2. Background

2.1. Background of problem

2.1.1. Sonic nature of drum sounds and break beats 

Sounds emanating from most type of percussion instrument are created by the impact of a stick or hand on a resonant surface (eg a drum skin) or the setting in motion of objects that create sound (eg the beads of a shaker or the bells of a tambourine). The spectrum of frequencies produced by these instruments is thus created at the very start of the instrument being hit and is followed by a decay in amplitude of these frequencies at varying rates. It is thus argued in this report that recognition can be performed by the analysis of one static frequency spectrum measurement taken from the start of each drum.

2.1.2. Existing recognition software

Although much sound recognition software exists, for instance speech and speaker recognition, there does not appear to be any software in the public domain aimed at the specific task of recognising drum sounds.

2.1.3. Recognition problems

Recognition problems fall into a number of different categories:-

  1. The sonic characteristics of different drum kits vary

  1. The types of sound processing (eg equalisation/ compression/ reverberation) used in recording drum kits varies

  1. The frequency response of recording media used in different studios in different times varies greatly

  1. Sound quality can in some case be very poor especially if the break is sample from an old vinyl recording

  1. The sound of one drum can over spill into the sound of the next, obscuring the clarity of quieter drum hits

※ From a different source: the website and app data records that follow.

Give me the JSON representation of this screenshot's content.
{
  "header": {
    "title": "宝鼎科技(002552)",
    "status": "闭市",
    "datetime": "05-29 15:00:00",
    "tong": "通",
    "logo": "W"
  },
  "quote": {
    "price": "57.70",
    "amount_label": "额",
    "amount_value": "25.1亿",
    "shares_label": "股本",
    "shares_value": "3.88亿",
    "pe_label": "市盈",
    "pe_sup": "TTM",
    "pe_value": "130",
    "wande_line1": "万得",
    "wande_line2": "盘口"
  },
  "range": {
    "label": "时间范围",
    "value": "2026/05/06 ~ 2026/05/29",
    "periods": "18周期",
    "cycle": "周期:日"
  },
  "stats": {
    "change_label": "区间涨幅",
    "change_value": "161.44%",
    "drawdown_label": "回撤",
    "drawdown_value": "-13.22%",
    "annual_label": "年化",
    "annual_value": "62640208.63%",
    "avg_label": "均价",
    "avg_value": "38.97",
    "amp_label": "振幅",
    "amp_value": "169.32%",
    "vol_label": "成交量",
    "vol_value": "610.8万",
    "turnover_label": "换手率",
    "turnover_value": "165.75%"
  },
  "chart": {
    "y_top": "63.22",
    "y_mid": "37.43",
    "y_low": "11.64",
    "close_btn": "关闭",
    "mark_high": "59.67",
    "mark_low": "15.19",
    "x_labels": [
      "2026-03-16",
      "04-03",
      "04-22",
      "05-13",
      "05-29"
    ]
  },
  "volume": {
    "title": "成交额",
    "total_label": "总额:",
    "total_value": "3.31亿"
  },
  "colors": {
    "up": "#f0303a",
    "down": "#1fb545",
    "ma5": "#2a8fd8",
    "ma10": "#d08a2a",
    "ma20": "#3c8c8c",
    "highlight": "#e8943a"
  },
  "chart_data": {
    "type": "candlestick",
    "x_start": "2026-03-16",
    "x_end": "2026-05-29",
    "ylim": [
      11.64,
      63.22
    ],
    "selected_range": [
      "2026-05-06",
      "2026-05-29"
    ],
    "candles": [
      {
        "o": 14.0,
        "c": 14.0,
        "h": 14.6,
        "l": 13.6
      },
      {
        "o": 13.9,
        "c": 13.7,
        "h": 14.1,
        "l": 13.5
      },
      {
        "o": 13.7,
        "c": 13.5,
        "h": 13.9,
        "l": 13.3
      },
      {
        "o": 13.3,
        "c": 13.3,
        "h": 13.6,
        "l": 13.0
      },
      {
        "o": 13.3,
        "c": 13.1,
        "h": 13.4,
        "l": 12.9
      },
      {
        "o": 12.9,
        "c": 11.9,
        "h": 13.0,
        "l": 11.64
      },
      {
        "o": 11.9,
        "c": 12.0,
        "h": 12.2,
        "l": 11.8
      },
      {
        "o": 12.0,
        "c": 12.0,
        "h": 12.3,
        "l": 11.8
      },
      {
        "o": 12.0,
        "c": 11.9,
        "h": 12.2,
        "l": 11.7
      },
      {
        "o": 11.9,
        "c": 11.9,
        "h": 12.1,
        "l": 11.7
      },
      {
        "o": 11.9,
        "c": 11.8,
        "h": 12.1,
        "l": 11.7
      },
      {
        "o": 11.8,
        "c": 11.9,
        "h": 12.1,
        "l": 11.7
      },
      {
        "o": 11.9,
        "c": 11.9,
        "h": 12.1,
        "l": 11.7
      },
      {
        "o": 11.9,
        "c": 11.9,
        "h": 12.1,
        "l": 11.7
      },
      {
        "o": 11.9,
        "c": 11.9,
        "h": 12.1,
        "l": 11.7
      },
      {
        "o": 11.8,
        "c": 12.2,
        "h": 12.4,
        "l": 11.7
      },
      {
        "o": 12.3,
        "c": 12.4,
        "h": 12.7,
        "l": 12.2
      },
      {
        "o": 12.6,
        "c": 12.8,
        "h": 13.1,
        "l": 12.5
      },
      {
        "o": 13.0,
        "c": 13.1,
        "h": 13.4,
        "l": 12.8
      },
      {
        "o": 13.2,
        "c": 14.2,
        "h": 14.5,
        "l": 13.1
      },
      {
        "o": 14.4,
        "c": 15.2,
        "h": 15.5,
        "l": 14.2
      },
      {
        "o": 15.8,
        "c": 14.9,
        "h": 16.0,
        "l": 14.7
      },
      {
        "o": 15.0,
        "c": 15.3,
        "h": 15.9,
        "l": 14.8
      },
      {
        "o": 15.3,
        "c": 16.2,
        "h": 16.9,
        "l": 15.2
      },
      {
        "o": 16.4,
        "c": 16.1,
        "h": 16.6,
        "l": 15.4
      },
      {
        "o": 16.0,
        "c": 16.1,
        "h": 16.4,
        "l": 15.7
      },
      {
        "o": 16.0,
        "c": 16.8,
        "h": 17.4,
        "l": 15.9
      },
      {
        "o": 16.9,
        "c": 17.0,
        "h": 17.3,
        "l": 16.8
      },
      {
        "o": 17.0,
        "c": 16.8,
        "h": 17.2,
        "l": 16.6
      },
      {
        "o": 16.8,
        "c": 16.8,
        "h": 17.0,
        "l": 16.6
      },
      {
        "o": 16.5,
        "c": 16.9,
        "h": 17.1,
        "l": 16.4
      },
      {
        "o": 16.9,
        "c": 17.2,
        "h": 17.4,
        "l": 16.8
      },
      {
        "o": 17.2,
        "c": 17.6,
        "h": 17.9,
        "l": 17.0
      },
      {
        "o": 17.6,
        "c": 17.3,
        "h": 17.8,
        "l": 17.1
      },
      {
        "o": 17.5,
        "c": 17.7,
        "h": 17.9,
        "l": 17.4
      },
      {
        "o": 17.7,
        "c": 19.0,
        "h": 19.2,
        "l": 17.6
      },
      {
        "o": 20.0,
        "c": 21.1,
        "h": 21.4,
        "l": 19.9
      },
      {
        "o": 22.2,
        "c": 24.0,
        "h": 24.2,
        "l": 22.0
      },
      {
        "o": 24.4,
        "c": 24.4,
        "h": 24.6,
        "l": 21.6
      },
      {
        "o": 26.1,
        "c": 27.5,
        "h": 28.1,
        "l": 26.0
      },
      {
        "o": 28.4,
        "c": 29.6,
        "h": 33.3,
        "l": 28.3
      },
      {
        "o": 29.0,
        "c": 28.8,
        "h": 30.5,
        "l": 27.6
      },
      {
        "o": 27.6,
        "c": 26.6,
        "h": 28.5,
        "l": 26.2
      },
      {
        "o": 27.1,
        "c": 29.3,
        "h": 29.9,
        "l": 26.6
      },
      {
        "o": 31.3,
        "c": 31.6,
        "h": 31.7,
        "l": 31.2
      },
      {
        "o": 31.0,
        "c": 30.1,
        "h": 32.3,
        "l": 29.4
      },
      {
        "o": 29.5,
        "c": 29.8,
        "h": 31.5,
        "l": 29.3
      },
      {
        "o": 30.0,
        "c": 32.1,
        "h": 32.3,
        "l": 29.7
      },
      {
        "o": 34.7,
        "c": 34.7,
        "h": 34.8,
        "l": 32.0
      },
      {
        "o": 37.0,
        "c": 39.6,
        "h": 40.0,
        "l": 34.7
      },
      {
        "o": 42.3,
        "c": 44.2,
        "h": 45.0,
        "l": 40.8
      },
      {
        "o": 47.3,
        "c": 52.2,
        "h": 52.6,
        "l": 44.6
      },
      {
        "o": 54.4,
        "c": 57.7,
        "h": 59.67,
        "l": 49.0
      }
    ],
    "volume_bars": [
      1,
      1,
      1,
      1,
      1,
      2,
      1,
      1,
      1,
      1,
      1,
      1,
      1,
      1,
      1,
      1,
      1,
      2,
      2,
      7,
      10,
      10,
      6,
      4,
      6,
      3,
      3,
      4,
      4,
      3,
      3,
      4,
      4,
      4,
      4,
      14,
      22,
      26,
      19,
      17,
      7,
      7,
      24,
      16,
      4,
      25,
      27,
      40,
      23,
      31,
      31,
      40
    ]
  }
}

  1. Background noise such as mains hum, or sounds from other musical instruments, can also obscure the clarity of quieter drum hits